*What the task asks*:
Go through the entries below. Copy out every line that contains "active".

_ _ _ _ _ _ _

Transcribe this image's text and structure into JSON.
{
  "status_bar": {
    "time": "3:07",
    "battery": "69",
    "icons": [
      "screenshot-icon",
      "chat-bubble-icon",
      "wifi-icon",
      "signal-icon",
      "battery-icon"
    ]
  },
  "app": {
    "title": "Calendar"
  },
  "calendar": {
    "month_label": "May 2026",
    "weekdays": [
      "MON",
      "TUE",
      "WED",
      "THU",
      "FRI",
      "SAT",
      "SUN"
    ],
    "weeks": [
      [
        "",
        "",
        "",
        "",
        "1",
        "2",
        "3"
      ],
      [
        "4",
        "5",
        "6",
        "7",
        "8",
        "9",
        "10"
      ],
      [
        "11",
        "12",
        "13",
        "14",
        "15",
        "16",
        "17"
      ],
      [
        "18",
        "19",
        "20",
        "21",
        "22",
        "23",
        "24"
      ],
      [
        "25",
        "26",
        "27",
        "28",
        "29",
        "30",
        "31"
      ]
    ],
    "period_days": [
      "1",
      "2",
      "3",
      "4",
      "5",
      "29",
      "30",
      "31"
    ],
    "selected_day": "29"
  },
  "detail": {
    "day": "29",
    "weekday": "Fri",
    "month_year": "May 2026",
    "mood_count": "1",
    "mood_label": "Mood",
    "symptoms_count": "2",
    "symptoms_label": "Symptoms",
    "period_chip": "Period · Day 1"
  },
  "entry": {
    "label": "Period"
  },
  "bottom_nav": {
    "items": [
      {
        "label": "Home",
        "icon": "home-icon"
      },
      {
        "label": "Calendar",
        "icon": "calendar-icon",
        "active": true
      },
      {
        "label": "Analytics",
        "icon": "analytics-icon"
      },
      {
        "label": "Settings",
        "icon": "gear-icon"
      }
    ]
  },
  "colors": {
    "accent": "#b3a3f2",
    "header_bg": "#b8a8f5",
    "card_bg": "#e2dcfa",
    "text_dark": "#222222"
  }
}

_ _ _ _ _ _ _

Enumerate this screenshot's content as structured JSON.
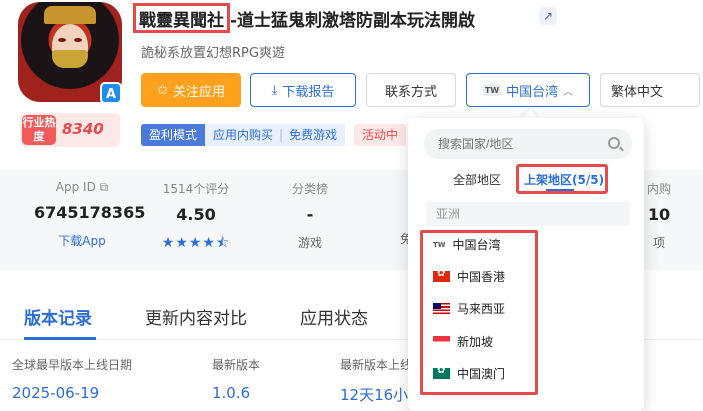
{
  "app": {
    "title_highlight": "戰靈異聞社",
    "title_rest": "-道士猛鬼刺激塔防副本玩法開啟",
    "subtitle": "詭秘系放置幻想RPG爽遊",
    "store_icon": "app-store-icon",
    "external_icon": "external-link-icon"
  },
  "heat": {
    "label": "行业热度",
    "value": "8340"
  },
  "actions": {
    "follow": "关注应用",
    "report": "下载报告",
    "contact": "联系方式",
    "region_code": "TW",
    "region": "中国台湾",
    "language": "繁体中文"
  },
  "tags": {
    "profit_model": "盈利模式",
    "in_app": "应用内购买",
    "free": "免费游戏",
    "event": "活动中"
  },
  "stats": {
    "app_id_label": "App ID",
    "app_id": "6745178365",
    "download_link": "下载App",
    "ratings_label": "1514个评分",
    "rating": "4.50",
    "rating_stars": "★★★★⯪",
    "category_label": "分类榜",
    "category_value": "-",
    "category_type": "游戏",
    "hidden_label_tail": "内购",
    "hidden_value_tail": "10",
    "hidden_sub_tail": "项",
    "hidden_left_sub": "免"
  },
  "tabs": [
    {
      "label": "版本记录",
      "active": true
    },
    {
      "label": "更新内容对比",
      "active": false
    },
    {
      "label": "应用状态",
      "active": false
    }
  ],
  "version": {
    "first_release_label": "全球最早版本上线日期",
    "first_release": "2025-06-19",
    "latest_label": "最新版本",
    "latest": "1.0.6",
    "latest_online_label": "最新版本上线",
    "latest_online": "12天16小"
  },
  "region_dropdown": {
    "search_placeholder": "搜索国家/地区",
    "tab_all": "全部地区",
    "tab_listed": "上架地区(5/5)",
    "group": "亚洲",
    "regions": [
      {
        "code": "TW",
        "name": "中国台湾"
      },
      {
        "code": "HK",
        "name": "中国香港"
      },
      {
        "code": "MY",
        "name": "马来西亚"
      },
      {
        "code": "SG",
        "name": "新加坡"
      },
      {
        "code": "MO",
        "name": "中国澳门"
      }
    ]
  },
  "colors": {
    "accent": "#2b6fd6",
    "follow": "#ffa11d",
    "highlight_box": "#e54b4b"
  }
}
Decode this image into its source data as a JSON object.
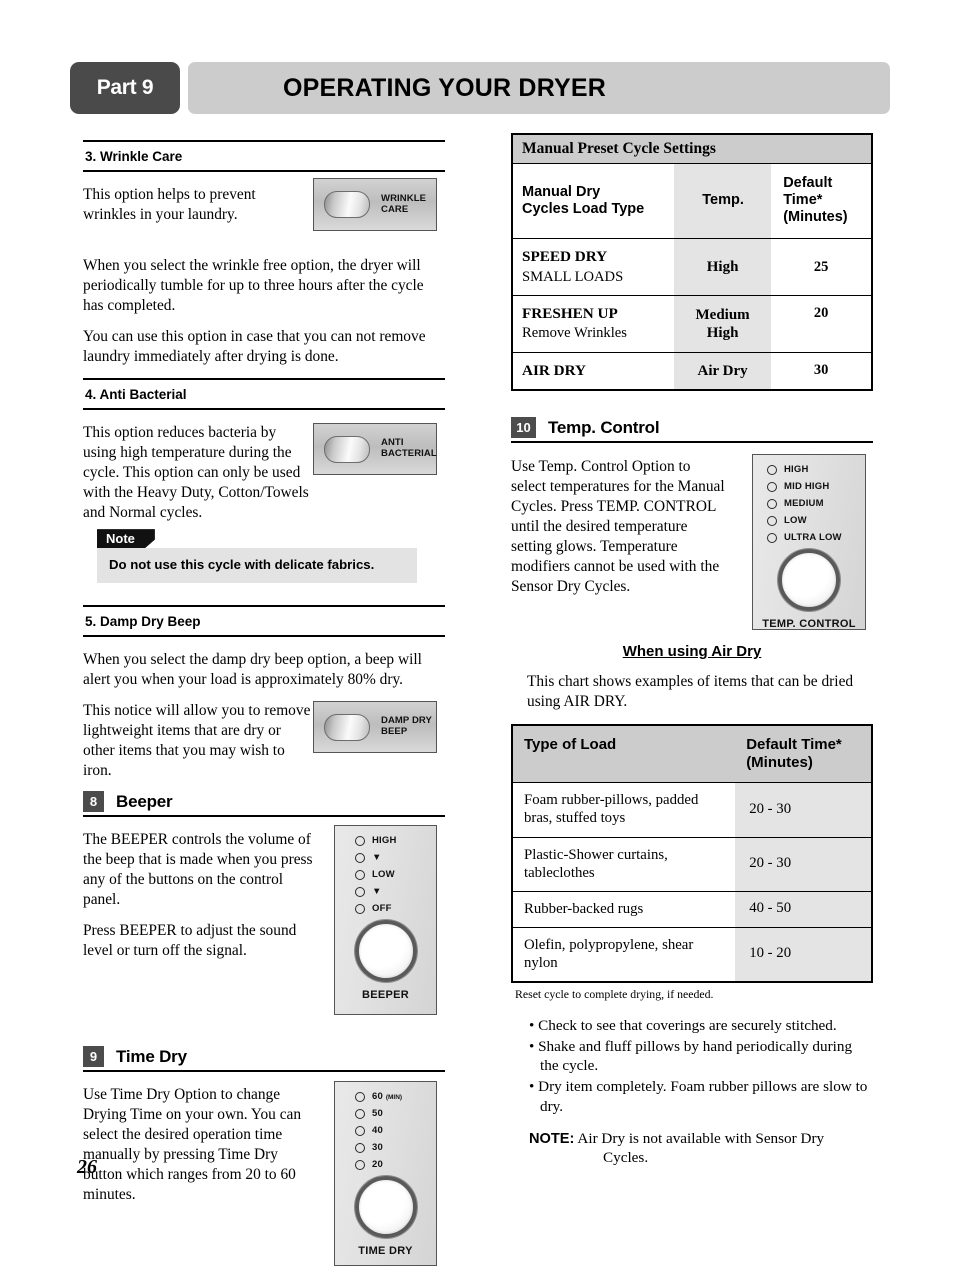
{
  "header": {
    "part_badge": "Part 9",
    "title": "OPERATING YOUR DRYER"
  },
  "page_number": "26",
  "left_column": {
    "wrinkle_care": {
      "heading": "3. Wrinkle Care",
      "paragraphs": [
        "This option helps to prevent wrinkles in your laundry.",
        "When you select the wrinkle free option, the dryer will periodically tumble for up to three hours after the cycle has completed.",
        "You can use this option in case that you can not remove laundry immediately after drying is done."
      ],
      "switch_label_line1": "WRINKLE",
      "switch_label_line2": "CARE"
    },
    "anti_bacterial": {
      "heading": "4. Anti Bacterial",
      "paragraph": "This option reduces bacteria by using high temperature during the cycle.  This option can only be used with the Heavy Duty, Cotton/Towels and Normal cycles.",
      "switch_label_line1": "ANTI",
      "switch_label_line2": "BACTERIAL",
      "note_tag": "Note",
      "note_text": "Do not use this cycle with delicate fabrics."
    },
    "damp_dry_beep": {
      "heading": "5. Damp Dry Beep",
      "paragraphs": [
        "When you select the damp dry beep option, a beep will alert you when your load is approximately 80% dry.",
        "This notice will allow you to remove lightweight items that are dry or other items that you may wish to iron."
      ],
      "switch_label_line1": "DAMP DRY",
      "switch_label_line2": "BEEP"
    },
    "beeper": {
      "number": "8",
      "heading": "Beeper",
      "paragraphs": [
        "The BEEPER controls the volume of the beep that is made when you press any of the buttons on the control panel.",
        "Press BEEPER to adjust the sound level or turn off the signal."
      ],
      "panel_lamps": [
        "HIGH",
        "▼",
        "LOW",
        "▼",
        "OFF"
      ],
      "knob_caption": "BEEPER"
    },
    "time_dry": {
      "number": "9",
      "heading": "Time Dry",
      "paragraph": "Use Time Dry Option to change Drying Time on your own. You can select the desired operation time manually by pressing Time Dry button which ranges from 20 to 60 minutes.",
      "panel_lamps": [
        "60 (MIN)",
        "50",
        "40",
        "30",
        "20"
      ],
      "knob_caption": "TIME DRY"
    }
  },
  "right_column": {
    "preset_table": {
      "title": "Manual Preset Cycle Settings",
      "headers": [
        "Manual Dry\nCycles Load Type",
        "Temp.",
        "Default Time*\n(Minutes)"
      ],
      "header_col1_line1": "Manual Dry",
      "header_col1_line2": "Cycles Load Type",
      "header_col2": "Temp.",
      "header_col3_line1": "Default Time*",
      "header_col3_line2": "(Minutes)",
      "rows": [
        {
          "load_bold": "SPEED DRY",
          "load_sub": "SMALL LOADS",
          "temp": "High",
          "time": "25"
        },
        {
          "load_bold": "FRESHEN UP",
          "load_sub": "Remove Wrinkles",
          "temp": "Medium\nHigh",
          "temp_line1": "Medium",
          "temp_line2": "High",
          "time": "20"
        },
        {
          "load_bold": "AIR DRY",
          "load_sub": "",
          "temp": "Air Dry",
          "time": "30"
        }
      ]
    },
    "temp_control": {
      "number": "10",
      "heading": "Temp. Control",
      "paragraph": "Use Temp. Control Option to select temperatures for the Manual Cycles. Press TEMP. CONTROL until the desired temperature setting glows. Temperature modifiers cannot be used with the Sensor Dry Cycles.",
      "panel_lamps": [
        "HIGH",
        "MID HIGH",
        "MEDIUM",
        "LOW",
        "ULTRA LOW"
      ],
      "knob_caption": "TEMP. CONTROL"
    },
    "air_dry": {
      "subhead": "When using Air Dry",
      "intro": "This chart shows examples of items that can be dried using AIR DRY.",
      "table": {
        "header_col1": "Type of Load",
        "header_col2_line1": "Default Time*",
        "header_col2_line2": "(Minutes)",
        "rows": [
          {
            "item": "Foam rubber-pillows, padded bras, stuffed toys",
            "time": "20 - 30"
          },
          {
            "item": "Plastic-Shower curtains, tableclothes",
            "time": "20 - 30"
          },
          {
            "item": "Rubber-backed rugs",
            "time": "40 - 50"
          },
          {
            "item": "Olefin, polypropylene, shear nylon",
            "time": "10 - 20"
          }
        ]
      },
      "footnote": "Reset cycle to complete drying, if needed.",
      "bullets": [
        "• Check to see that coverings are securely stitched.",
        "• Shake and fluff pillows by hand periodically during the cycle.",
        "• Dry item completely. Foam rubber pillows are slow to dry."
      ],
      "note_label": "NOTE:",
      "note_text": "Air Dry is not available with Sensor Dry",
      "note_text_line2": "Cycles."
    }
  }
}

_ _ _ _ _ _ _

*Answer to this problem*:
        "active": true
      "active": true
      "active": false
      "active": false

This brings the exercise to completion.